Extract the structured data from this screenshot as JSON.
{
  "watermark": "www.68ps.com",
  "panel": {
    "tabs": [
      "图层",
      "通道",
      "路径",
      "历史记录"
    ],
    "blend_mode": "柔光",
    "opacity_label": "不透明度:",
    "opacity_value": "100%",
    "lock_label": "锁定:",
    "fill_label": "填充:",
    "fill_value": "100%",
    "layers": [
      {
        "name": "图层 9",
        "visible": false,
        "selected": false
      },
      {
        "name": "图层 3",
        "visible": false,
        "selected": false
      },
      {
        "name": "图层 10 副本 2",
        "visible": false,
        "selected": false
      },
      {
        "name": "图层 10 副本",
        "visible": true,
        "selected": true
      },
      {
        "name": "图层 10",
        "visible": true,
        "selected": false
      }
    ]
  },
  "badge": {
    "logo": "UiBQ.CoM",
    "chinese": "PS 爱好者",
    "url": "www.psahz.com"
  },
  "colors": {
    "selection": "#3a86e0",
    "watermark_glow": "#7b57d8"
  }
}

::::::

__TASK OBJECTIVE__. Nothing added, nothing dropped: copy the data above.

__ANSWER SPACE__.
Extract the structured data from this screenshot as JSON.
{
  "watermark": "www.68ps.com",
  "panel": {
    "tabs": [
      "图层",
      "通道",
      "路径",
      "历史记录"
    ],
    "blend_mode": "柔光",
    "opacity_label": "不透明度:",
    "opacity_value": "100%",
    "lock_label": "锁定:",
    "fill_label": "填充:",
    "fill_value": "100%",
    "layers": [
      {
        "name": "图层 9",
        "visible": false,
        "selected": false
      },
      {
        "name": "图层 3",
        "visible": false,
        "selected": false
      },
      {
        "name": "图层 10 副本 2",
        "visible": false,
        "selected": false
      },
      {
        "name": "图层 10 副本",
        "visible": true,
        "selected": true
      },
      {
        "name": "图层 10",
        "visible": true,
        "selected": false
      }
    ]
  },
  "badge": {
    "logo": "UiBQ.CoM",
    "chinese": "PS 爱好者",
    "url": "www.psahz.com"
  },
  "colors": {
    "selection": "#3a86e0",
    "watermark_glow": "#7b57d8"
  }
}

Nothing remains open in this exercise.